As we know, catalytic change in chemistry involves an agent, reagent and catalyst that then produce a new composition, without changing the nature of the catalyst itself. Like many other coaches before, I am using this analogy from chemistry to illustrate my belief that coaching facilitates change in a lawful way. Drawing parallels with processes in nature can help both client and coach understand the forces at work, the elements and ‘laws of nature’ that are involved in human psycho-spiritual growth.
That the coaching process can be catalytic can be seen in the compassionate space the coach holds for the client. For many people, hiring a coach to help them change or achieve goals represents an admission that they need help, and they may well be vulnerable to criticism in this embryonic stage.
By removing any stigma, judgment or negative belief about the client’s history of failure, or lack of fulfillment, or being frustrated in whatever domain, we help to create a safe and comfortable learning environment, where they will be challenged but not criticized, encouraged and held accountable, but not shamed.
Often this requires reframing an issue, seeing frustration and obstacles not as enemies but as teachers or challenges. In addition, understanding that we all need catalysts in our lives to help us is another key foundational principle. As coaches are fond of pointing out, the top athletes in the world still need coaches, as do the top CEO’s. Even the greatest spiritual masters in the Buddhist tradition are extraordinarily humble, readily admitting their mistakes and limitations, and they continually seek out guidance and feedback from their peers.
The Outer Dynamic: The Nine Stages Of Growth In Buddhist Coaching
In the outer circle of the graphic, the cycle of change in coaching according to a Buddhist perspective, we see nine stages or points of process that are identifiable. This is not necessarily a linear process, like the stages that an apple tree we mentioned above, which in its growth, goes from seed to germination, to sapling to young adult, to fruit-bearing maturity.
Sometimes, for example, when we hit an obstacle, (Point # 7), we may need to go back to the stage of aligning our goals (Point # 3) and realize we need a new perspective, a new goal, or even a new and deeper understanding of our values. In no way should we minimize the complexity of human behavior and change.
Nine Stages of a Buddhist-Inspired Coaching Process

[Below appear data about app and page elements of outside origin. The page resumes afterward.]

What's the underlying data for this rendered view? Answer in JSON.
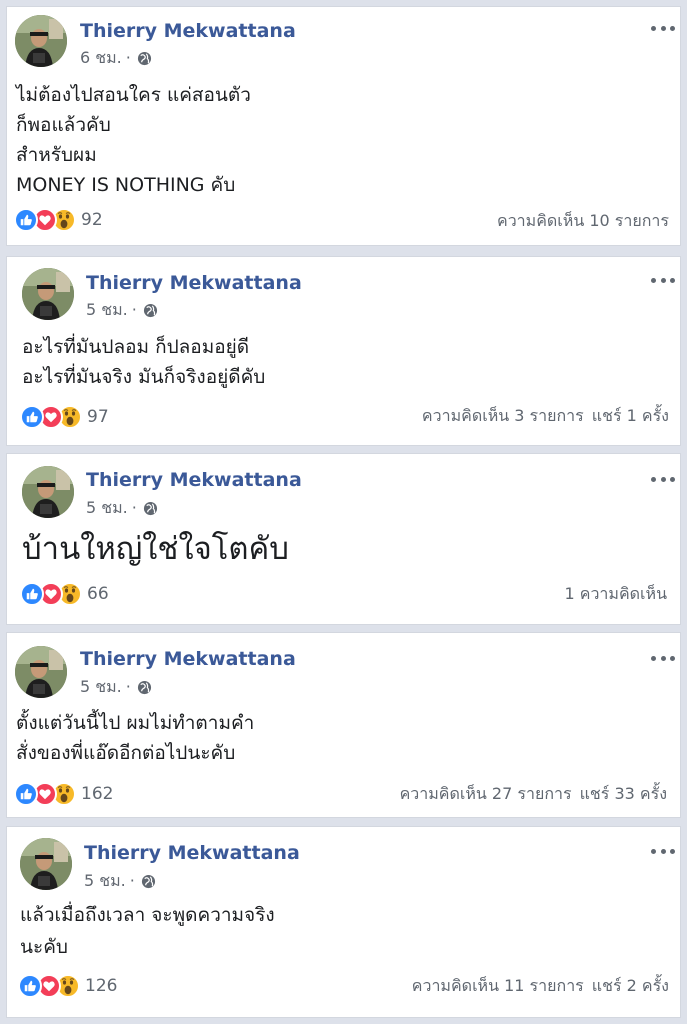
{
  "posts": [
    {
      "author": "Thierry Mekwattana",
      "time": "6 ชม.",
      "sep": "·",
      "lines": [
        "ไม่ต้องไปสอนใคร แค่สอนตัว",
        "ก็พอแล้วคับ",
        "สำหรับผม",
        "MONEY IS NOTHING คับ"
      ],
      "reactions": "92",
      "comments": "ความคิดเห็น 10 รายการ",
      "shares": ""
    },
    {
      "author": "Thierry Mekwattana",
      "time": "5 ชม.",
      "sep": "·",
      "lines": [
        "อะไรที่มันปลอม ก็ปลอมอยู่ดี",
        "อะไรที่มันจริง มันก็จริงอยู่ดีคับ"
      ],
      "reactions": "97",
      "comments": "ความคิดเห็น 3 รายการ",
      "shares": "แชร์ 1 ครั้ง"
    },
    {
      "author": "Thierry Mekwattana",
      "time": "5 ชม.",
      "sep": "·",
      "lines": [
        "บ้านใหญ่ใช่ใจโตคับ"
      ],
      "reactions": "66",
      "comments": "1 ความคิดเห็น",
      "shares": ""
    },
    {
      "author": "Thierry Mekwattana",
      "time": "5 ชม.",
      "sep": "·",
      "lines": [
        "ตั้งแต่วันนี้ไป ผมไม่ทำตามคำ",
        "สั่งของพี่แอ๊ดอีกต่อไปนะคับ"
      ],
      "reactions": "162",
      "comments": "ความคิดเห็น 27 รายการ",
      "shares": "แชร์ 33 ครั้ง"
    },
    {
      "author": "Thierry Mekwattana",
      "time": "5 ชม.",
      "sep": "·",
      "lines": [
        "แล้วเมื่อถึงเวลา จะพูดความจริง",
        "นะคับ"
      ],
      "reactions": "126",
      "comments": "ความคิดเห็น 11 รายการ",
      "shares": "แชร์ 2 ครั้ง"
    }
  ],
  "icons": {
    "avatar": "profile-photo",
    "privacy": "globe-icon",
    "menu": "more-options-icon",
    "reactions": [
      "like-icon",
      "love-icon",
      "wow-icon"
    ]
  },
  "colors": {
    "author": "#3b5998",
    "like": "#2d88ff",
    "love": "#f33e58",
    "wow": "#f7b928",
    "background": "#dde1ea"
  }
}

We will keep in mind that we understand these as ‘stages’ with a loose definition of the word. Still, it is useful to demarcate the steps so that we do think of it as a process that can be broken down. This gives the client a useful model and some idea about what to expect, even if in the end it may not be a linear process, and requires some cycling back through earlier stages before we reach an end goal.
For example, we could have a goal of starting a business, and get all the way to Stage Seven where we encounter some internal obstacles — perhaps the client isn’t ready to leave the security of their present employ. It would then be necessary to go back to the stage of Clarifying Goals, or Aligning Values, in order to restart the process.

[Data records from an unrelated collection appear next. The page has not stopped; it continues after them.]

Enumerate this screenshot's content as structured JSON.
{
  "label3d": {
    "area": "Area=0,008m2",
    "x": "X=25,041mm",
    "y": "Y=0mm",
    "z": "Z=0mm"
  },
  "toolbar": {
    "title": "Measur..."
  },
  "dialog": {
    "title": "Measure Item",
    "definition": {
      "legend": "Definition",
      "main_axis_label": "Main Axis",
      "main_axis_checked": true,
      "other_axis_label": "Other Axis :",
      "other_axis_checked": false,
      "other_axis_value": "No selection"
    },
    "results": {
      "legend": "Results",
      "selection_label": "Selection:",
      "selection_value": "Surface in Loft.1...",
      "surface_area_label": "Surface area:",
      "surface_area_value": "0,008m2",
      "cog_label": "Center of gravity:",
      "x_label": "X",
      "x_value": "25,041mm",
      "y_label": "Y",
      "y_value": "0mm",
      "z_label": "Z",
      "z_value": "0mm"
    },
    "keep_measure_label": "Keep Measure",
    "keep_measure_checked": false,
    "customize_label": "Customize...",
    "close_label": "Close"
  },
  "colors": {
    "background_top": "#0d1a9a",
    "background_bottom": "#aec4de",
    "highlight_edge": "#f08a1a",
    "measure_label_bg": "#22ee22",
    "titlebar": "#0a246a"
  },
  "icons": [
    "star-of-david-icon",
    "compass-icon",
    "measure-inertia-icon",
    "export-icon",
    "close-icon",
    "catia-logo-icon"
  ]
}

1) Why a Buddhist-Inspired Method — Initial Sessions to Clarify the Methodology
This first part of the process is valuable because the client may never have thought about achieving goals from the Buddhist perspective and what that means. This discussion would begin perhaps with what is the nature and intention of the goals that the client wants to accomplish.
Intention is considered critical within the spiritual frame of the wisdom traditions, because two people can approach the same goal, for example, wealth, with two very, very different inner motivations. In this model the coach would help the client process and understand their goal from the perspective of working with one’s higher motives, dedicating, or aspiring to dedicate, the effort to at least in part benefit other sentient beings.
With the intention purified from baser motives, then the client and coach can envision the goal from another, ‘cleaner’ place, and the coach can suggest that the client evoke both their own higher spiritual energies, and those of the archetypal figures that appeal to the client’s spiritual frame of reference (for a Tibetan Buddhist this could be evoking and calling on Tara for assistance in obtaining a particular purpose or goal).